I've been playing around again with the Google API tools and I've noticed that they're using an old view of Google's index.  I probably wouldn't have noticed this if Google hadn't made such radical changes recently to its search results. 

Anybody got any good Google HTML parsers that don't use the API?  It's unfortunate that I have to ask for this, but if the results are going to be different, I want to make sure that I'm looking at the results most humans will see.

This is a major disappointment, because this really destroys the utility of a Web Services API - if the same query returns different results depending on the input method, we're put into the position of parsing through HTML in order to get the "real" results.

Perhaps this will change when Google comes out of Beta period with the API.  When they do, I'll also be interested in understanding their terms of use of the API for commercial purposes as well.  As it is, the Terms of Service say that we can't use the API calls for commercial purposes without written permission.  Bummer!  I've sent an email to api-support@google.com requesting clarification.  The folks at Google are smart and have good heads on their shoulders, my hope is that they do the right thing.  Anyone at Google listening?!?

November 3, 2002

Lawmakers from Hell

Over at the AOTC blog is Worst Coders in Washington, a very nice list of all the legislators who have demonstrated hostility to the Net with their lawmaking.
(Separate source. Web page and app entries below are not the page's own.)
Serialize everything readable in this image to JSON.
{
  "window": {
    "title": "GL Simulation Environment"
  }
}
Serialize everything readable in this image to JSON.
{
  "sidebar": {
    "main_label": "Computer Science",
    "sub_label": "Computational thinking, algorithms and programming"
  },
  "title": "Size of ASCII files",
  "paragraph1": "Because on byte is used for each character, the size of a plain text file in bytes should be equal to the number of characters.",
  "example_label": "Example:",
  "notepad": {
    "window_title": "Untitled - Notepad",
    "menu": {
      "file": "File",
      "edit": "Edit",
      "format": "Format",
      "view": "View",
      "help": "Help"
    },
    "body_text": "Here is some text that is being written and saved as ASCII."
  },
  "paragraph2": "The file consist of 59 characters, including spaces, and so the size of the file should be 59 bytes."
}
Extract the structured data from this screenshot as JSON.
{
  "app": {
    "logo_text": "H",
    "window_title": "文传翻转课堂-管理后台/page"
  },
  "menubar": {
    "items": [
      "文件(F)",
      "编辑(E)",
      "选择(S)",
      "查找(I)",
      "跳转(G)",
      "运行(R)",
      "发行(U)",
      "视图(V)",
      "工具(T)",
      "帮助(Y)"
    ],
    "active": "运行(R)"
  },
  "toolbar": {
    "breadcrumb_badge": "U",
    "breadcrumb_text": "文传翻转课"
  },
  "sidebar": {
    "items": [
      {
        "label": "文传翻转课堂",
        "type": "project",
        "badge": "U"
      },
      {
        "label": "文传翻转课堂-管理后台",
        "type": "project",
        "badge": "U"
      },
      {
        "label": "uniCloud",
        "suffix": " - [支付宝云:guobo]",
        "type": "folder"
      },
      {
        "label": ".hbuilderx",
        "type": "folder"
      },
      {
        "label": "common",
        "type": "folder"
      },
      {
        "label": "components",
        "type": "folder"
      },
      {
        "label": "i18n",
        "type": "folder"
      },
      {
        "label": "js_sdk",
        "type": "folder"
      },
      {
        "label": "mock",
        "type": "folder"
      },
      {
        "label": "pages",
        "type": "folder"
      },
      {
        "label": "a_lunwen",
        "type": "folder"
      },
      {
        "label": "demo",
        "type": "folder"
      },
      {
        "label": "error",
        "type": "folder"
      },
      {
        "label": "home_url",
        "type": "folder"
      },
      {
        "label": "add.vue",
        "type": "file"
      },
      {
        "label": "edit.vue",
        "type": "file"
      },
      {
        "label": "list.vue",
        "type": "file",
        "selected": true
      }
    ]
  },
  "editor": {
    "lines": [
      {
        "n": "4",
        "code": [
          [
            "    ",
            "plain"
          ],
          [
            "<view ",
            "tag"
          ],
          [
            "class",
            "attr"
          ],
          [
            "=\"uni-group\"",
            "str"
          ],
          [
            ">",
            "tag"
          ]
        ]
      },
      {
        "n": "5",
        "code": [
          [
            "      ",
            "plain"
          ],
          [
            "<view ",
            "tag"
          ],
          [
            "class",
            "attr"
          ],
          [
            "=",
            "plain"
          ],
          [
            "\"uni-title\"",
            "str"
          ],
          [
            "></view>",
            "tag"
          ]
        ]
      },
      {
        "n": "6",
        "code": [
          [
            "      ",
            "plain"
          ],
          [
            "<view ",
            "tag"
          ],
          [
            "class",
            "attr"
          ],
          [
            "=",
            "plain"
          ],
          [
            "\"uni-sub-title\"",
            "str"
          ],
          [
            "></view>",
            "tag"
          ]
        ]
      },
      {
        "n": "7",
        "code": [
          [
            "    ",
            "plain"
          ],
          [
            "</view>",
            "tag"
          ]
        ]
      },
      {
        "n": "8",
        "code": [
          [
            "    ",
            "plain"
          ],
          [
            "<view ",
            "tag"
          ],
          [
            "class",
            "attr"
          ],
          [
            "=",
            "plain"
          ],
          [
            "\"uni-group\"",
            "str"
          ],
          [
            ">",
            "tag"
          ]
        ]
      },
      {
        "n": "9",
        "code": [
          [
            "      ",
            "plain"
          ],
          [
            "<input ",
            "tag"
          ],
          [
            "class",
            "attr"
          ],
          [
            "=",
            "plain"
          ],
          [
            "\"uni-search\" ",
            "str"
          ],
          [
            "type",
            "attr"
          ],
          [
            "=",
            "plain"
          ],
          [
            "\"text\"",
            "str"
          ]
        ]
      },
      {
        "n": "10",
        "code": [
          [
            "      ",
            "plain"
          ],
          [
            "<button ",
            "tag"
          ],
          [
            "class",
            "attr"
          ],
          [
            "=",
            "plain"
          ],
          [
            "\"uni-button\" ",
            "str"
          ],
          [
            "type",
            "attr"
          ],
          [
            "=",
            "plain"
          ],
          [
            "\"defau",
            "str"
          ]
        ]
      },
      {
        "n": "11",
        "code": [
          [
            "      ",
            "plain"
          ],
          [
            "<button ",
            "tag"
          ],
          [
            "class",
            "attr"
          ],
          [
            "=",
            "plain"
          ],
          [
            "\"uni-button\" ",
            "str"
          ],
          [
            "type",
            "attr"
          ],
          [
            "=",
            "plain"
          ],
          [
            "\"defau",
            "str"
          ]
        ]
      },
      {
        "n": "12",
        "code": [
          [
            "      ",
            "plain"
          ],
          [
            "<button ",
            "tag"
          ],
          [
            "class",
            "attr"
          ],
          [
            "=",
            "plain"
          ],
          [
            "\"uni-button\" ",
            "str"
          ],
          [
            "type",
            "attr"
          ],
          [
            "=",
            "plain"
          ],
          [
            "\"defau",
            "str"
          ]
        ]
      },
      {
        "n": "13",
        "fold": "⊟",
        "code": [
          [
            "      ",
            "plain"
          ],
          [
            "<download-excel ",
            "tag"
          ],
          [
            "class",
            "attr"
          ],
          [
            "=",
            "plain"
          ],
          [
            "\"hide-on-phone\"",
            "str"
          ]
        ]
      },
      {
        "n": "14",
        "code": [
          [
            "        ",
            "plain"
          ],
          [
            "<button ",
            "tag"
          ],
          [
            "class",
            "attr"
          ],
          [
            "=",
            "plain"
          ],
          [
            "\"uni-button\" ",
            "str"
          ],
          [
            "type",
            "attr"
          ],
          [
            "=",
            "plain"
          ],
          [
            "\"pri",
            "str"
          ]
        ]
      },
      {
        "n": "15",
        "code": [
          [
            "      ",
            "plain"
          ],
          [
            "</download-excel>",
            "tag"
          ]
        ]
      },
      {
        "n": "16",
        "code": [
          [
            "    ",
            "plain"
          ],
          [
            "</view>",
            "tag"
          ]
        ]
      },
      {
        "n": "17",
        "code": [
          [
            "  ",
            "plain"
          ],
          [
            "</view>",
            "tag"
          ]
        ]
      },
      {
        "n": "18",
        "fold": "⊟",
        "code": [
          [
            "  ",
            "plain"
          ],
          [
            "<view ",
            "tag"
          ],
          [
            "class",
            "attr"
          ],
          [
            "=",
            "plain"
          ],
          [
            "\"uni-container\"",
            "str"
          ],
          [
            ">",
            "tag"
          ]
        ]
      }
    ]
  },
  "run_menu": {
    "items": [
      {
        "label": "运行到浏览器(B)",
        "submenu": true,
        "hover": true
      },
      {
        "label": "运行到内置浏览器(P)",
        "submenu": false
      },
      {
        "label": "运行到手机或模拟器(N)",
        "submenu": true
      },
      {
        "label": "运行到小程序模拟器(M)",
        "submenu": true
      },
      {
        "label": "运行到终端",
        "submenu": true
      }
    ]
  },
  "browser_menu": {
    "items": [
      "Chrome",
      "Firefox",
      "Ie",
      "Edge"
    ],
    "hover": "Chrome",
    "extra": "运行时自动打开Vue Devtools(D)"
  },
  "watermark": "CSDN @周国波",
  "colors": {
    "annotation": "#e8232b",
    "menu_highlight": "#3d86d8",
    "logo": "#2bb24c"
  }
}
Also noted is how much money they've taken from Net-hostile contributors.

Don't forget to vote and throw out these bums.
Posted by dsifry at 4:09 PM | TrackBack | View blog reactions